▶ **Exercise objective**
Pictures stay out; everything else in the records below gets copied exactly.
(Records begins)
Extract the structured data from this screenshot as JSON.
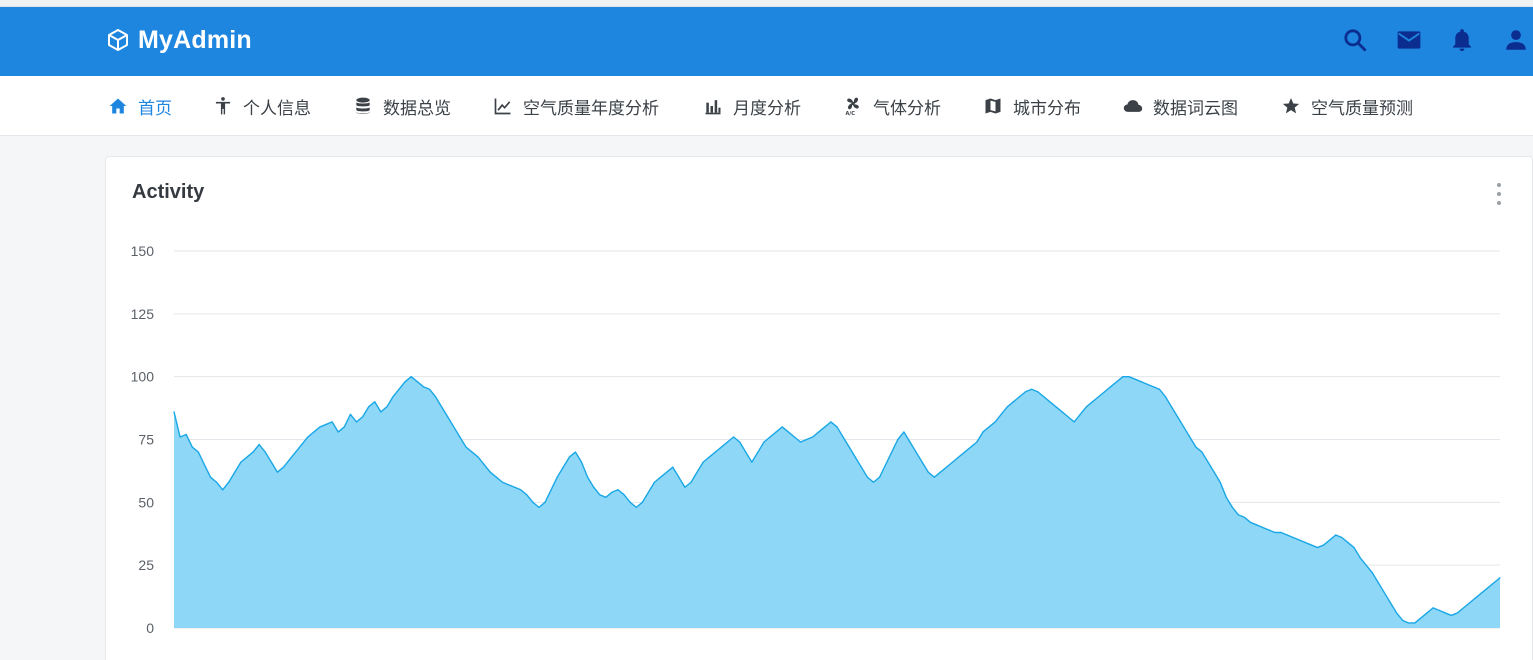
{
  "app": {
    "brand": "MyAdmin"
  },
  "topbar": {
    "icons": [
      "search-icon",
      "mail-icon",
      "bell-icon",
      "user-icon"
    ]
  },
  "nav": {
    "items": [
      {
        "label": "首页",
        "icon": "home-icon",
        "active": true
      },
      {
        "label": "个人信息",
        "icon": "accessibility-icon",
        "active": false
      },
      {
        "label": "数据总览",
        "icon": "database-icon",
        "active": false
      },
      {
        "label": "空气质量年度分析",
        "icon": "line-chart-icon",
        "active": false
      },
      {
        "label": "月度分析",
        "icon": "bar-chart-icon",
        "active": false
      },
      {
        "label": "气体分析",
        "icon": "fan-icon",
        "active": false
      },
      {
        "label": "城市分布",
        "icon": "map-icon",
        "active": false
      },
      {
        "label": "数据词云图",
        "icon": "cloud-icon",
        "active": false
      },
      {
        "label": "空气质量预测",
        "icon": "star-icon",
        "active": false
      }
    ]
  },
  "card": {
    "title": "Activity"
  },
  "colors": {
    "primary": "#1f86e0",
    "area_fill": "#8fd7f6",
    "area_line": "#19a7e6"
  },
  "chart_data": {
    "type": "area",
    "title": "Activity",
    "xlabel": "",
    "ylabel": "",
    "ylim": [
      0,
      150
    ],
    "yticks": [
      0,
      25,
      50,
      75,
      100,
      125,
      150
    ],
    "grid": true,
    "series": [
      {
        "values": [
          86,
          76,
          77,
          72,
          70,
          65,
          60,
          58,
          55,
          58,
          62,
          66,
          68,
          70,
          73,
          70,
          66,
          62,
          64,
          67,
          70,
          73,
          76,
          78,
          80,
          81,
          82,
          78,
          80,
          85,
          82,
          84,
          88,
          90,
          86,
          88,
          92,
          95,
          98,
          100,
          98,
          96,
          95,
          92,
          88,
          84,
          80,
          76,
          72,
          70,
          68,
          65,
          62,
          60,
          58,
          57,
          56,
          55,
          53,
          50,
          48,
          50,
          55,
          60,
          64,
          68,
          70,
          66,
          60,
          56,
          53,
          52,
          54,
          55,
          53,
          50,
          48,
          50,
          54,
          58,
          60,
          62,
          64,
          60,
          56,
          58,
          62,
          66,
          68,
          70,
          72,
          74,
          76,
          74,
          70,
          66,
          70,
          74,
          76,
          78,
          80,
          78,
          76,
          74,
          75,
          76,
          78,
          80,
          82,
          80,
          76,
          72,
          68,
          64,
          60,
          58,
          60,
          65,
          70,
          75,
          78,
          74,
          70,
          66,
          62,
          60,
          62,
          64,
          66,
          68,
          70,
          72,
          74,
          78,
          80,
          82,
          85,
          88,
          90,
          92,
          94,
          95,
          94,
          92,
          90,
          88,
          86,
          84,
          82,
          85,
          88,
          90,
          92,
          94,
          96,
          98,
          100,
          100,
          99,
          98,
          97,
          96,
          95,
          92,
          88,
          84,
          80,
          76,
          72,
          70,
          66,
          62,
          58,
          52,
          48,
          45,
          44,
          42,
          41,
          40,
          39,
          38,
          38,
          37,
          36,
          35,
          34,
          33,
          32,
          33,
          35,
          37,
          36,
          34,
          32,
          28,
          25,
          22,
          18,
          14,
          10,
          6,
          3,
          2,
          2,
          4,
          6,
          8,
          7,
          6,
          5,
          6,
          8,
          10,
          12,
          14,
          16,
          18,
          20
        ]
      }
    ]
  }
}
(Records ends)
▶ **Solved exercise**
Extract the structured data from this screenshot as JSON.
{
  "app": {
    "brand": "MyAdmin"
  },
  "topbar": {
    "icons": [
      "search-icon",
      "mail-icon",
      "bell-icon",
      "user-icon"
    ]
  },
  "nav": {
    "items": [
      {
        "label": "首页",
        "icon": "home-icon",
        "active": true
      },
      {
        "label": "个人信息",
        "icon": "accessibility-icon",
        "active": false
      },
      {
        "label": "数据总览",
        "icon": "database-icon",
        "active": false
      },
      {
        "label": "空气质量年度分析",
        "icon": "line-chart-icon",
        "active": false
      },
      {
        "label": "月度分析",
        "icon": "bar-chart-icon",
        "active": false
      },
      {
        "label": "气体分析",
        "icon": "fan-icon",
        "active": false
      },
      {
        "label": "城市分布",
        "icon": "map-icon",
        "active": false
      },
      {
        "label": "数据词云图",
        "icon": "cloud-icon",
        "active": false
      },
      {
        "label": "空气质量预测",
        "icon": "star-icon",
        "active": false
      }
    ]
  },
  "card": {
    "title": "Activity"
  },
  "colors": {
    "primary": "#1f86e0",
    "area_fill": "#8fd7f6",
    "area_line": "#19a7e6"
  },
  "chart_data": {
    "type": "area",
    "title": "Activity",
    "xlabel": "",
    "ylabel": "",
    "ylim": [
      0,
      150
    ],
    "yticks": [
      0,
      25,
      50,
      75,
      100,
      125,
      150
    ],
    "grid": true,
    "series": [
      {
        "values": [
          86,
          76,
          77,
          72,
          70,
          65,
          60,
          58,
          55,
          58,
          62,
          66,
          68,
          70,
          73,
          70,
          66,
          62,
          64,
          67,
          70,
          73,
          76,
          78,
          80,
          81,
          82,
          78,
          80,
          85,
          82,
          84,
          88,
          90,
          86,
          88,
          92,
          95,
          98,
          100,
          98,
          96,
          95,
          92,
          88,
          84,
          80,
          76,
          72,
          70,
          68,
          65,
          62,
          60,
          58,
          57,
          56,
          55,
          53,
          50,
          48,
          50,
          55,
          60,
          64,
          68,
          70,
          66,
          60,
          56,
          53,
          52,
          54,
          55,
          53,
          50,
          48,
          50,
          54,
          58,
          60,
          62,
          64,
          60,
          56,
          58,
          62,
          66,
          68,
          70,
          72,
          74,
          76,
          74,
          70,
          66,
          70,
          74,
          76,
          78,
          80,
          78,
          76,
          74,
          75,
          76,
          78,
          80,
          82,
          80,
          76,
          72,
          68,
          64,
          60,
          58,
          60,
          65,
          70,
          75,
          78,
          74,
          70,
          66,
          62,
          60,
          62,
          64,
          66,
          68,
          70,
          72,
          74,
          78,
          80,
          82,
          85,
          88,
          90,
          92,
          94,
          95,
          94,
          92,
          90,
          88,
          86,
          84,
          82,
          85,
          88,
          90,
          92,
          94,
          96,
          98,
          100,
          100,
          99,
          98,
          97,
          96,
          95,
          92,
          88,
          84,
          80,
          76,
          72,
          70,
          66,
          62,
          58,
          52,
          48,
          45,
          44,
          42,
          41,
          40,
          39,
          38,
          38,
          37,
          36,
          35,
          34,
          33,
          32,
          33,
          35,
          37,
          36,
          34,
          32,
          28,
          25,
          22,
          18,
          14,
          10,
          6,
          3,
          2,
          2,
          4,
          6,
          8,
          7,
          6,
          5,
          6,
          8,
          10,
          12,
          14,
          16,
          18,
          20
        ]
      }
    ]
  }
}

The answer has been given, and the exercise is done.